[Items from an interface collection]
◆ ◆ ◆

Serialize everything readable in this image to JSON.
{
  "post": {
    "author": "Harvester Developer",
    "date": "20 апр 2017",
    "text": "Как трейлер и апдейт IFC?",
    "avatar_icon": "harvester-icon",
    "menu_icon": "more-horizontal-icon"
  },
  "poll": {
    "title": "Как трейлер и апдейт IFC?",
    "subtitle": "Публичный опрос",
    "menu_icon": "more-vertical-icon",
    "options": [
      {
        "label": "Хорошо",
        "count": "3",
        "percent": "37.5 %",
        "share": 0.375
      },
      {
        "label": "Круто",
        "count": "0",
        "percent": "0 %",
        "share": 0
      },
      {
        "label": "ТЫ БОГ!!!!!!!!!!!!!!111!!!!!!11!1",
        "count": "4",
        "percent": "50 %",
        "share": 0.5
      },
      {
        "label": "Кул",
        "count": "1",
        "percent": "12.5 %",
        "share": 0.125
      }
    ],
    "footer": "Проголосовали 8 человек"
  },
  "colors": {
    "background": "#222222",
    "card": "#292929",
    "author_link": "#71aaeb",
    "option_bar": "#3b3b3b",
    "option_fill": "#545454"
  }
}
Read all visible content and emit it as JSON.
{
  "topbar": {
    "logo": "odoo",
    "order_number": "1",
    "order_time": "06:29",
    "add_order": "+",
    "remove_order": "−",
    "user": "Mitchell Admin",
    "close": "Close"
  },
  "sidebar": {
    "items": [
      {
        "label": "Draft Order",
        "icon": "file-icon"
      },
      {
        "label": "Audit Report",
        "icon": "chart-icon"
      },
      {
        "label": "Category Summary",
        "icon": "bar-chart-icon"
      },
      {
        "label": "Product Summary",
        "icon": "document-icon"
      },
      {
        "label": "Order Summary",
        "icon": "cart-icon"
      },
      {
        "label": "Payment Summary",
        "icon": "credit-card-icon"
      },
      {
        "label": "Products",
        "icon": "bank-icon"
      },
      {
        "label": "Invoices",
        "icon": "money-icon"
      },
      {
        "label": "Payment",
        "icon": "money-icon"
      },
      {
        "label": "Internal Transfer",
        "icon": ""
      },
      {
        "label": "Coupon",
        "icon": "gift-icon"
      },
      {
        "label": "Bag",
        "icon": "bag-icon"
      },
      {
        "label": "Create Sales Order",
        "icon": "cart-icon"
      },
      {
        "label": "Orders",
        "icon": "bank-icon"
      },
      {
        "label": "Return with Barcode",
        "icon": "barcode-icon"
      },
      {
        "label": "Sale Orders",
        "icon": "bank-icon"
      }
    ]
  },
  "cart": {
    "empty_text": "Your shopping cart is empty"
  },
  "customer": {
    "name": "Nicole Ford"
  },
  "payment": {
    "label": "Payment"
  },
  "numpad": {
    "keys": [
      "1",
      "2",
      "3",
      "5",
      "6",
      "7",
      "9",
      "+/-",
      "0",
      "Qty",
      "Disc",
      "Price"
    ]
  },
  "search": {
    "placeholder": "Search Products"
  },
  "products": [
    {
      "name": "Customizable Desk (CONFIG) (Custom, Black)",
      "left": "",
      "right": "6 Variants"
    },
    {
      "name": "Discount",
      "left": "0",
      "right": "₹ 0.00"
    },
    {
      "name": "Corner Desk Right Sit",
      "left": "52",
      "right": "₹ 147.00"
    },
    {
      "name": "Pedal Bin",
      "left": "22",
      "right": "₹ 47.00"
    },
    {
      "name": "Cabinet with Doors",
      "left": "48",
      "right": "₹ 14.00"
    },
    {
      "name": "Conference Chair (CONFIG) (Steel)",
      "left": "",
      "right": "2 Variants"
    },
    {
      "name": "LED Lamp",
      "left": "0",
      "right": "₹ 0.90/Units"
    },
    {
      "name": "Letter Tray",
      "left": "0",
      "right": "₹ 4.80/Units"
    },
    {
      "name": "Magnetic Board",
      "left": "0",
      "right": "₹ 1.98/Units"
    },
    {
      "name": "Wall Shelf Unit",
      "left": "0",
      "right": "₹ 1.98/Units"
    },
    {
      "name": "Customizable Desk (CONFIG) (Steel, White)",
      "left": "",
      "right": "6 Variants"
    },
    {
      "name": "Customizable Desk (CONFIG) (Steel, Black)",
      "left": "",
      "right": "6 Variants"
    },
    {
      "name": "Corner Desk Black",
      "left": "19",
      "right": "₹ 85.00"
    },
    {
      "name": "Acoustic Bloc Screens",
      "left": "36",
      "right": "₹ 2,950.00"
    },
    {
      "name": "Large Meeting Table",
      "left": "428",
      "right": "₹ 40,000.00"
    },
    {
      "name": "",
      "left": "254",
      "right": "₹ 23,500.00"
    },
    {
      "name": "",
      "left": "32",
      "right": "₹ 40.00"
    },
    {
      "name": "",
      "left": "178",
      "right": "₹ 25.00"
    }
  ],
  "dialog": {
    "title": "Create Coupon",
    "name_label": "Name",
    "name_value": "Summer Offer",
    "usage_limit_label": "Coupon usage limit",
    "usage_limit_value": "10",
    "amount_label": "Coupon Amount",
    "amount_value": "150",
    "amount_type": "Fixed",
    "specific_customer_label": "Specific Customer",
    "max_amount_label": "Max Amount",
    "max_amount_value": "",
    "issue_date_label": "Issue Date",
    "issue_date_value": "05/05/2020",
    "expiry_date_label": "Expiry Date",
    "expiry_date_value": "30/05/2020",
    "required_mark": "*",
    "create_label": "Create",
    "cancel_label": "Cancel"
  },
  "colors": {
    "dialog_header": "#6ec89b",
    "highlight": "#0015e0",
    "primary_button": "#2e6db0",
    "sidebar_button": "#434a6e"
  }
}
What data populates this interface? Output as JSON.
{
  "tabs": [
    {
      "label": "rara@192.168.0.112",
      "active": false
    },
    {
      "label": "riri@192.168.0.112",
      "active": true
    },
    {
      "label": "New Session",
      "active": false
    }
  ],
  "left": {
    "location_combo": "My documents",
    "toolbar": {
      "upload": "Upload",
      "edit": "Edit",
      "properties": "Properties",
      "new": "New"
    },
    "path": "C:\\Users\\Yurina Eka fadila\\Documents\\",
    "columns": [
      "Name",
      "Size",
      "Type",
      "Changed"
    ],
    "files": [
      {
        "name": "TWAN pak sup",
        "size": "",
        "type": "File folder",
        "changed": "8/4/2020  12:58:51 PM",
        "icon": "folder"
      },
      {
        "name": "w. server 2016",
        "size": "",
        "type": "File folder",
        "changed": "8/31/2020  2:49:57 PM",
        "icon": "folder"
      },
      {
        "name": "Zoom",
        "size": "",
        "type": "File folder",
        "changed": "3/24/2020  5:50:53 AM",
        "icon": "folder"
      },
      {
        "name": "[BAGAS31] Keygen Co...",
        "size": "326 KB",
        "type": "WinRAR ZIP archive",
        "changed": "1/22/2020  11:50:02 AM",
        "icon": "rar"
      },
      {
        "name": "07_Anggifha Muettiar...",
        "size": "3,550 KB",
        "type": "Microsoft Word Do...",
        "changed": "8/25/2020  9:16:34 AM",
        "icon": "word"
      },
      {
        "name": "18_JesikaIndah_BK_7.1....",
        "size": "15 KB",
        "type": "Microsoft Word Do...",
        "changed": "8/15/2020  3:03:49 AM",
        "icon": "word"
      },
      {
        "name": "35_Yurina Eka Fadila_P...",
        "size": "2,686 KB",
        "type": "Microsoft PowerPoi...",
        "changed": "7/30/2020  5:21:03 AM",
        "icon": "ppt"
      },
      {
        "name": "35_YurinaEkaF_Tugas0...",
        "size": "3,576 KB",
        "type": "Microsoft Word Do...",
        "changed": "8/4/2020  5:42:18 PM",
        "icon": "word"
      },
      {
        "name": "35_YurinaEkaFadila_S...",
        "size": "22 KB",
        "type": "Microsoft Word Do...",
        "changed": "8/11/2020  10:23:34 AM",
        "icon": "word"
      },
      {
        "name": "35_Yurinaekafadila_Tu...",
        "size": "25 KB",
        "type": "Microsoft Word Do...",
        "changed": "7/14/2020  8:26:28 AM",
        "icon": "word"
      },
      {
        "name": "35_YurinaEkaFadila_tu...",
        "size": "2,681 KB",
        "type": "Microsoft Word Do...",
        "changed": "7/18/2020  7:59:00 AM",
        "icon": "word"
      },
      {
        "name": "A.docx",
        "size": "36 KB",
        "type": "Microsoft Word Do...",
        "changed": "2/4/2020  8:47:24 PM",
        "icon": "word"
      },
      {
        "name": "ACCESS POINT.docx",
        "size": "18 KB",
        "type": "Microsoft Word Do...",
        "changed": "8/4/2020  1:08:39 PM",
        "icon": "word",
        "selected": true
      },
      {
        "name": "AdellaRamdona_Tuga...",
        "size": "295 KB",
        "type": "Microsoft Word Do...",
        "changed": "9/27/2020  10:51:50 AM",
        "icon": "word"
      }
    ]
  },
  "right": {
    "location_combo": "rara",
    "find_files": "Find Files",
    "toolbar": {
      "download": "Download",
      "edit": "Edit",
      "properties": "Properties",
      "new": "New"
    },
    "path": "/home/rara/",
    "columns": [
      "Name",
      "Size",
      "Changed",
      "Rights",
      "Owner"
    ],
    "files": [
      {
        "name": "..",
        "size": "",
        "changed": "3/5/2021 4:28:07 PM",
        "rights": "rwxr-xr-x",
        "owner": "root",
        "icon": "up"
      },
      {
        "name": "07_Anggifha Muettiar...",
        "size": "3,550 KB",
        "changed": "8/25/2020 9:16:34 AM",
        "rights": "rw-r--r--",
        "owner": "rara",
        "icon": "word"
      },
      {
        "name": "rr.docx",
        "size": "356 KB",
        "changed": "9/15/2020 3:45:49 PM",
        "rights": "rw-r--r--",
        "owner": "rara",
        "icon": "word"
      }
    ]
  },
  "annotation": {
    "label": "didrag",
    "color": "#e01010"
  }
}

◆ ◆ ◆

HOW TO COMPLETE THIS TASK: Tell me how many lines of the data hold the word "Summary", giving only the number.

OUTPUT: 4